But the organizational genius behind the Crosbie campaign clearly is 40-yearold Laschinger, a no-nonsense veteran of countless campaigns—for Ontario Premier William Davis, Newfoundland’s Brian Peckford and former federal Tory leader Robert Stanfield. Many Tories were caught off-guard when Laschinger quit his job as Ontario’s assistant deputy minister of tourism and recreation in early March to become Crosbie’s campaign manager. He had been expected to wait for Davis to make a decision on whether to run himself. (Davis declared formally that he would not be a candidate on May 4.) Said Laschinger, smiling confidently: “I made a promise a long time ago.”

Laschinger, who has learned election

■ techniques from his seven years with IBM and regular contact with U.S. Republican organizers, which taught him the in-

Itricacies of direct mail and phone banks, runs Crosbie’s high-tech command centre in Ottawa, arguably the most advanced in the campaign. There is a state-of-the-art AES computer, which churns out letters, press releases, itineraries and contains a list of every delegate who will be at the Ottawa Civic Centre next month.

Despite the frantic backroom activity, Crosbie gives the impression of riding above—or perhaps behind—it all in the comfort of his specially equipped campaign bus. He gets to bed by 11 p.m. every night, aims for at least one square meal a z day and promises audiences that even if he loses he will r * cheerfully support the winner. He seldom refers directly to any animosity between himself and Joe Clark—perhaps because he believes that he can gain more electoral support by taking the high road. But MP Bradley says Crosbie was “hurt” in 1981 when “Joe kneecapped him” by shifting him in the shadow cabinet from finance to external affairs critic. Crosbie’s disenchantment was much rumored in Ottawa, but in caucus , at least, “he was only a bit curt.” Crosbie’s main achievement so far has been his careful—and apparently effortless—ascension up the ladder that stands in the wide gulf between Joe Clark and Brian Mulroney.
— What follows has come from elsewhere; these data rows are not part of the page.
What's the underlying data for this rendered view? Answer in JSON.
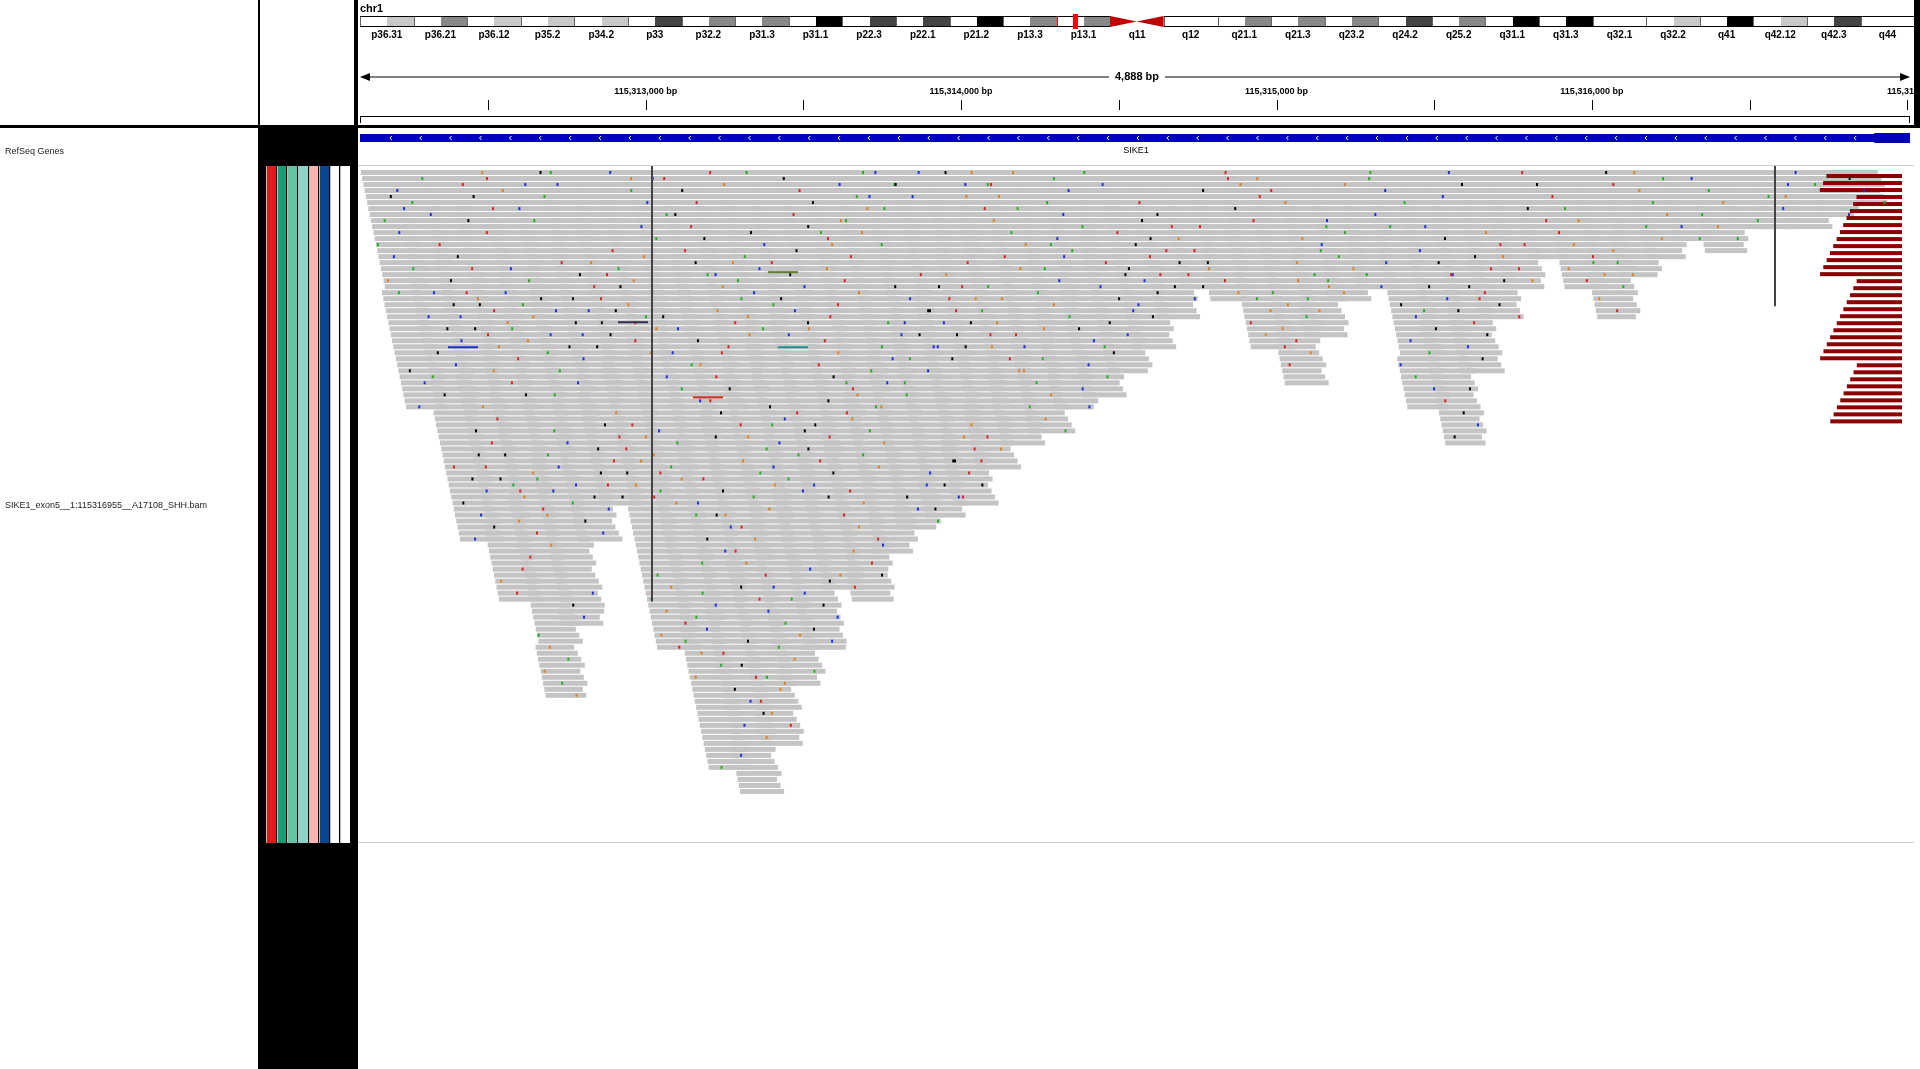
{
  "chromosome": {
    "name": "chr1",
    "bands": [
      {
        "label": "p36.31",
        "kind": "band",
        "color": "#c8c8c8"
      },
      {
        "label": "p36.21",
        "kind": "band",
        "color": "#888888"
      },
      {
        "label": "p36.12",
        "kind": "band",
        "color": "#c8c8c8"
      },
      {
        "label": "p35.2",
        "kind": "band",
        "color": "#c8c8c8"
      },
      {
        "label": "p34.2",
        "kind": "band",
        "color": "#c8c8c8"
      },
      {
        "label": "p33",
        "kind": "band",
        "color": "#444444"
      },
      {
        "label": "p32.2",
        "kind": "band",
        "color": "#888888"
      },
      {
        "label": "p31.3",
        "kind": "band",
        "color": "#888888"
      },
      {
        "label": "p31.1",
        "kind": "band",
        "color": "#000000"
      },
      {
        "label": "p22.3",
        "kind": "band",
        "color": "#444444"
      },
      {
        "label": "p22.1",
        "kind": "band",
        "color": "#444444"
      },
      {
        "label": "p21.2",
        "kind": "band",
        "color": "#000000"
      },
      {
        "label": "p13.3",
        "kind": "band",
        "color": "#888888"
      },
      {
        "label": "p13.1",
        "kind": "band",
        "color": "#888888",
        "current": true
      },
      {
        "label": "q11",
        "kind": "centromere",
        "color": "#c00000"
      },
      {
        "label": "q12",
        "kind": "band",
        "color": "#ffffff"
      },
      {
        "label": "q21.1",
        "kind": "band",
        "color": "#888888"
      },
      {
        "label": "q21.3",
        "kind": "band",
        "color": "#888888"
      },
      {
        "label": "q23.2",
        "kind": "band",
        "color": "#888888"
      },
      {
        "label": "q24.2",
        "kind": "band",
        "color": "#444444"
      },
      {
        "label": "q25.2",
        "kind": "band",
        "color": "#888888"
      },
      {
        "label": "q31.1",
        "kind": "band",
        "color": "#000000"
      },
      {
        "label": "q31.3",
        "kind": "band",
        "color": "#000000"
      },
      {
        "label": "q32.1",
        "kind": "band",
        "color": "#ffffff"
      },
      {
        "label": "q32.2",
        "kind": "band",
        "color": "#c8c8c8"
      },
      {
        "label": "q41",
        "kind": "band",
        "color": "#000000"
      },
      {
        "label": "q42.12",
        "kind": "band",
        "color": "#c8c8c8"
      },
      {
        "label": "q42.3",
        "kind": "band",
        "color": "#444444"
      },
      {
        "label": "q44",
        "kind": "band",
        "color": "#ffffff"
      }
    ]
  },
  "ruler": {
    "span": "4,888 bp",
    "ticks": [
      {
        "kind": "minor"
      },
      {
        "kind": "major",
        "label": "115,313,000 bp"
      },
      {
        "kind": "minor"
      },
      {
        "kind": "major",
        "label": "115,314,000 bp"
      },
      {
        "kind": "minor"
      },
      {
        "kind": "major",
        "label": "115,315,000 bp"
      },
      {
        "kind": "minor"
      },
      {
        "kind": "major",
        "label": "115,316,000 bp"
      },
      {
        "kind": "minor"
      },
      {
        "kind": "major",
        "label": "115,31"
      }
    ]
  },
  "tracks": [
    {
      "name": "RefSeq Genes",
      "kind": "gene",
      "gene": "SIKE1"
    },
    {
      "name": "SIKE1_exon5__1:115316955__A17108_SHH.bam",
      "kind": "alignment",
      "attributes": [
        {
          "color": "#e31a1c"
        },
        {
          "color": "#1b9e77"
        },
        {
          "color": "#66c2a5"
        },
        {
          "color": "#8dd3c7"
        },
        {
          "color": "#fbb4ae"
        },
        {
          "color": "#0b4690"
        },
        {
          "color": "#ffffff"
        },
        {
          "color": "#ffffff"
        }
      ]
    }
  ]
}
Crosbie, said Ontario delegate Bruce McIntosh, “is everybody’s second choice.” That may be wild conjecture—it certainly will not be proven until June 11. But last week in Toronto Crosbie started to say “If I win,” then stopped himself. “They tell me I have to start saying ‘when I win.’ ” It could be sound advice.